EXERCISE PROMPT: Once every line in the data that follows has been checked for the word "endl", give only the number of lines that hold it.

THE RECORDS:
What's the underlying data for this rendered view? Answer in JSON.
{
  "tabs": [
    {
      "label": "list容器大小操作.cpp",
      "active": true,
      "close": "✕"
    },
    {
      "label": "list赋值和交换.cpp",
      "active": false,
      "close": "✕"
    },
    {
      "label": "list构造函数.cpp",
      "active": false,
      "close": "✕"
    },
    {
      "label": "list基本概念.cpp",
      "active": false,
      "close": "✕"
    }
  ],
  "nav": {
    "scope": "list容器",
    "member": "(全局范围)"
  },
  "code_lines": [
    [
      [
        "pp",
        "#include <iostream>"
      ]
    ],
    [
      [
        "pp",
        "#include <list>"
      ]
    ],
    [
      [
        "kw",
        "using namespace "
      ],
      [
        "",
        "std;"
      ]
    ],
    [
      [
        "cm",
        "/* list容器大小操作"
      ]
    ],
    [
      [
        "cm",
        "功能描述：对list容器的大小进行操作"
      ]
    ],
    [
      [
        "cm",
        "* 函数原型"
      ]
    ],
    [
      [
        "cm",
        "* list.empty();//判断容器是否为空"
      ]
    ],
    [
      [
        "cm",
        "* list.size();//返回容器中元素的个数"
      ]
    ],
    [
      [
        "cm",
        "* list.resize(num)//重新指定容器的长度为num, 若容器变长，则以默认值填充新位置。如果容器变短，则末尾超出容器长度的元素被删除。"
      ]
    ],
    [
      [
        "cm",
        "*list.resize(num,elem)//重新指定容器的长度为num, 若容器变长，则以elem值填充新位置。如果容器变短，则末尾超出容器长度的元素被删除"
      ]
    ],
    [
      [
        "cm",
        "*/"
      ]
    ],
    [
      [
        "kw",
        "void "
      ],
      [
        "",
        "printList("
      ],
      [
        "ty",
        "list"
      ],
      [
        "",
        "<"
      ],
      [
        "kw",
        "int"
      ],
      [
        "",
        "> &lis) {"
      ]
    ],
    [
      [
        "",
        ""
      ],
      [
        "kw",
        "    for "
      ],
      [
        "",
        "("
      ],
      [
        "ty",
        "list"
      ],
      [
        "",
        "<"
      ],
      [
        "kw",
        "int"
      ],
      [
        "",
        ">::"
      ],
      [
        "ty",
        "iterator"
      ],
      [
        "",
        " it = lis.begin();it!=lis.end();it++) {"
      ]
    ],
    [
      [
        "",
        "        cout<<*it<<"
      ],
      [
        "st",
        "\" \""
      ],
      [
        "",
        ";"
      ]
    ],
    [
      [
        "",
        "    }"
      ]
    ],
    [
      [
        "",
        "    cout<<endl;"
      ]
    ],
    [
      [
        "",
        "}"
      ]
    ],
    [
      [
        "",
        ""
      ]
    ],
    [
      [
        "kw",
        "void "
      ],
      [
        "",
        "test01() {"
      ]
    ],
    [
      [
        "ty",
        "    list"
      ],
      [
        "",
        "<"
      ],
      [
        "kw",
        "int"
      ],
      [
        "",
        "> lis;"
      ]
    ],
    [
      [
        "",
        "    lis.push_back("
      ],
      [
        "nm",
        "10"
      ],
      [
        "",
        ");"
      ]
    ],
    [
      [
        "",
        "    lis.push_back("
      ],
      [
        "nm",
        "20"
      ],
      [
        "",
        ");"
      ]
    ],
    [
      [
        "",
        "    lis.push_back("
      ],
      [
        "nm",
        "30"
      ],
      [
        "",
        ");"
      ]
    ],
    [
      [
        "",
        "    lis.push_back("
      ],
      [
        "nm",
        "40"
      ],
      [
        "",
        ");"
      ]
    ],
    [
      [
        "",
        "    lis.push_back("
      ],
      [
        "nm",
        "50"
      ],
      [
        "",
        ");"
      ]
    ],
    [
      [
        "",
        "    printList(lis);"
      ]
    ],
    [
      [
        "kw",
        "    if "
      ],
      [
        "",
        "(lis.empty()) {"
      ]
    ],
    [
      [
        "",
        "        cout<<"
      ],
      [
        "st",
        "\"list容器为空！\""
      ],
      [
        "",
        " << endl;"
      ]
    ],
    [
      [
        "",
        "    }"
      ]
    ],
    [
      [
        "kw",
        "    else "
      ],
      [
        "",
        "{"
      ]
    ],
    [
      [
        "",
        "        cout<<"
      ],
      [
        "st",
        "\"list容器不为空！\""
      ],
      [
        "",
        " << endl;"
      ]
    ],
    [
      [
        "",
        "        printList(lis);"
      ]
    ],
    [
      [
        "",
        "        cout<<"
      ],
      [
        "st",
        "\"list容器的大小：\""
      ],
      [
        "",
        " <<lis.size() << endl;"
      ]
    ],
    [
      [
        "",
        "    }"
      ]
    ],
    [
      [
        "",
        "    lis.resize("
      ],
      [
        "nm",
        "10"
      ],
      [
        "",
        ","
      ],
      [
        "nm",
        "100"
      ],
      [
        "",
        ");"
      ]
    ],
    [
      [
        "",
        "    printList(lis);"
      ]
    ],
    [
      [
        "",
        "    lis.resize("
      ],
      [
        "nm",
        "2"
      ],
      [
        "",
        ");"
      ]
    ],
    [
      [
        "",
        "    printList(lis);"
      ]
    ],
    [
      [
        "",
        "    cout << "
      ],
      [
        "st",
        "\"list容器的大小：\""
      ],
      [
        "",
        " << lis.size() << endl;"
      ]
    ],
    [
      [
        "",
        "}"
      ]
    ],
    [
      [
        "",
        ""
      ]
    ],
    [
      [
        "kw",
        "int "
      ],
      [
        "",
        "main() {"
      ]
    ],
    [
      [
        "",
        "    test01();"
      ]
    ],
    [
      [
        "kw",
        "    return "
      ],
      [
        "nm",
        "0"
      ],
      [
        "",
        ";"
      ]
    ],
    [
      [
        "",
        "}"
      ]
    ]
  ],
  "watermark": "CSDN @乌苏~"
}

ANSWER FOR THE TASK: 5